Volcanic ash samples collected from a variety of recent eruptions were studied using petrography, chemical analyses, and scanning electron microscopy to characterize each ash type and to relate ash morphology to magma composition and the type of eruption.
The ashes are best placed into two broad genetic categories: magmatic and phreatomagmatic. Ashes from magmatic eruptions are formed when expanding gases in the magma form a froth that loses its coherence as it approaches the ground surface. During phreatomagmatic eruptions, the magma is chilled on contact with ground or surface waters, resulting in violent steam eruptions. Within these two genetic categories, ashes from different magma types can be characterized. The “pigeonhole” classification used here is for convenience; there are eruptions which are driven by both phreatic and magmatic gases.
The morphology of ash particles from magmatic eruptions of high-viscosity magma is governed primarily by vesicle density and shape. The vitric ash particles are generally angular, vesicular pumiceous fragments or thin vesicle-wall fragments. The morphology of lithic fragments is dependent on the texture and mechanical properties of the rock units broken up during the eruption; most of the samples studied contain equant, angular to subrounded lithic fragments.
Ash particles from eruptions of low-viscosity magmas are mostly droplets; droplet shape is in part controlled by surface tension, acceleration of the droplets after they leave the vent, and air friction. Shapes range from perfect spheres to a variety of twisted, elongate droplets with smooth, fluidal surfaces.

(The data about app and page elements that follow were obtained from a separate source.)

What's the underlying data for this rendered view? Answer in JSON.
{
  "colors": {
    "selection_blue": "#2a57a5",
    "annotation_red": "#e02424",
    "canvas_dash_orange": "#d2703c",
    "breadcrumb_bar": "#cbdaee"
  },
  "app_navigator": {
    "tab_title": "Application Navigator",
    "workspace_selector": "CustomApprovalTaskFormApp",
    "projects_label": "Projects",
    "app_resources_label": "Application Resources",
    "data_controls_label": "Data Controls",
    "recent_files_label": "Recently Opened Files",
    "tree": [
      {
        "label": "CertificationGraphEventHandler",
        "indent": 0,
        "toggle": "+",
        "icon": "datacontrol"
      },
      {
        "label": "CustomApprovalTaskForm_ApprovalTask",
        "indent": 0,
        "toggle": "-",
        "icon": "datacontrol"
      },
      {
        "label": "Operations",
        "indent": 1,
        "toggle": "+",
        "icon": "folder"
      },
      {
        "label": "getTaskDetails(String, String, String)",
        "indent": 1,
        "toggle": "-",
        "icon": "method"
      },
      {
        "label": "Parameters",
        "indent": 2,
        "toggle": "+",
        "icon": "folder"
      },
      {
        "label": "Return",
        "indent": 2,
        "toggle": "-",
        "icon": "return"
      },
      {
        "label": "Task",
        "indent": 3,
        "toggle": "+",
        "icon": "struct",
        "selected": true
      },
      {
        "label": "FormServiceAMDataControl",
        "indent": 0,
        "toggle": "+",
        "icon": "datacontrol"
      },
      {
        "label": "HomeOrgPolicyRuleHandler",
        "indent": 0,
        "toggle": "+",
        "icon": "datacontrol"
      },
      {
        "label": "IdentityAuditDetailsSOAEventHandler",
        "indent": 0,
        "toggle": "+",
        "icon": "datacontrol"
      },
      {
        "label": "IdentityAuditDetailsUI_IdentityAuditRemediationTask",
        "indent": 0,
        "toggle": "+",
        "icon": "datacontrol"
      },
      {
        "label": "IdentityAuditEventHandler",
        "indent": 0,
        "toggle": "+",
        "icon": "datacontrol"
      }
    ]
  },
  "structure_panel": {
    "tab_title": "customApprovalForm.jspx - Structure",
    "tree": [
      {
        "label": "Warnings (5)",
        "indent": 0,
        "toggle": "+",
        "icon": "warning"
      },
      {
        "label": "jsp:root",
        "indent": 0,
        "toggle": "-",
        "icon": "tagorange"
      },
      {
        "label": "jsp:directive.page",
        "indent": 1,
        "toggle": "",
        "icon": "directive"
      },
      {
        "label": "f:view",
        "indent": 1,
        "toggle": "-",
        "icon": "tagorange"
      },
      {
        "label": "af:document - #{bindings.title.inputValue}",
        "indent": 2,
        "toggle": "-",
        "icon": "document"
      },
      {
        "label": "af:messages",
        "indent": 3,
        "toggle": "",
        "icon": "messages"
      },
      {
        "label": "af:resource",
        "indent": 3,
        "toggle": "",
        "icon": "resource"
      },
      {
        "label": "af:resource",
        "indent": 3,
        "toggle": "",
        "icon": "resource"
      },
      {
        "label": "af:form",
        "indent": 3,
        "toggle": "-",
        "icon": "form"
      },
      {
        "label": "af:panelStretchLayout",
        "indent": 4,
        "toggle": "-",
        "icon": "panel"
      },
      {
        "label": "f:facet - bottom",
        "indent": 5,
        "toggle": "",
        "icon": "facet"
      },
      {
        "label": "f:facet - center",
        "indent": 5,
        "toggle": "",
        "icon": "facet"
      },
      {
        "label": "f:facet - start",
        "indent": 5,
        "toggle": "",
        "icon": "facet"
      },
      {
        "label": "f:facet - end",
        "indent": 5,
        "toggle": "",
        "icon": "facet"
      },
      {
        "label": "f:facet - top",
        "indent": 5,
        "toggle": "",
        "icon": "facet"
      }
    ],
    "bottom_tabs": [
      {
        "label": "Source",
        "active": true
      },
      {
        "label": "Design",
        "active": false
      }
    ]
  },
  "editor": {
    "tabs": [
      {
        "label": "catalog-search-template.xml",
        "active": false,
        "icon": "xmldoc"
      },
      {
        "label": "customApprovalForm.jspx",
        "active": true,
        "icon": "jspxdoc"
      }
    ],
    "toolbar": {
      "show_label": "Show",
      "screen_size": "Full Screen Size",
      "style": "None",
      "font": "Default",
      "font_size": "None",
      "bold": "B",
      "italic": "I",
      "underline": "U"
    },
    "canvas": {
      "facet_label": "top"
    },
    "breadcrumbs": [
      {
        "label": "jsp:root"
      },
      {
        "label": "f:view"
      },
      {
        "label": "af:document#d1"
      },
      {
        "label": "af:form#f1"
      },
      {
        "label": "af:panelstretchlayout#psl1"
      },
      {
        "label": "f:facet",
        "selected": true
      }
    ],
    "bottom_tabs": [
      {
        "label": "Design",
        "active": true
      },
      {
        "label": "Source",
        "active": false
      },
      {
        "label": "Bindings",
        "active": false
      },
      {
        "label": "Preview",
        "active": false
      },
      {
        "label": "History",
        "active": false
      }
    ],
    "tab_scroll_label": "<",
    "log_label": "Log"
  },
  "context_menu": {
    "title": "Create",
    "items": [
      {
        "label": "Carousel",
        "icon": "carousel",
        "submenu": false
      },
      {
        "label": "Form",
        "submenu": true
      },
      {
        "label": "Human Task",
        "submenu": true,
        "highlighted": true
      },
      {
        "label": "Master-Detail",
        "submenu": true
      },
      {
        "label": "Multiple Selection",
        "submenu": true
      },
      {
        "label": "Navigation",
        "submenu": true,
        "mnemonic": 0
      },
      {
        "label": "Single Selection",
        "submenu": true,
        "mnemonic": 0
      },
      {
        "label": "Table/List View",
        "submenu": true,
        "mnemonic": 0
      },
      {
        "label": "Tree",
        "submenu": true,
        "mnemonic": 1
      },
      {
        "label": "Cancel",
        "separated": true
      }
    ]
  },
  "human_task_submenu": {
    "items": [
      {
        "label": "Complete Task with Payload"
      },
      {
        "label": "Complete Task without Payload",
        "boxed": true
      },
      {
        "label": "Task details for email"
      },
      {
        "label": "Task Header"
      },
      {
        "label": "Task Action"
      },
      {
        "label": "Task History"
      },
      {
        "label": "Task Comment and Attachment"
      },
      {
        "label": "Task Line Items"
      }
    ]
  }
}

The morphology of ash particles from phreatomagmatic eruptions is controlled by stresses within the chilled magma which result in fragmentation of the glass to form small blocky or pyramidal glass ash particles. Vesicle density and shape play only a minor role in determining the morphology of these ash particles.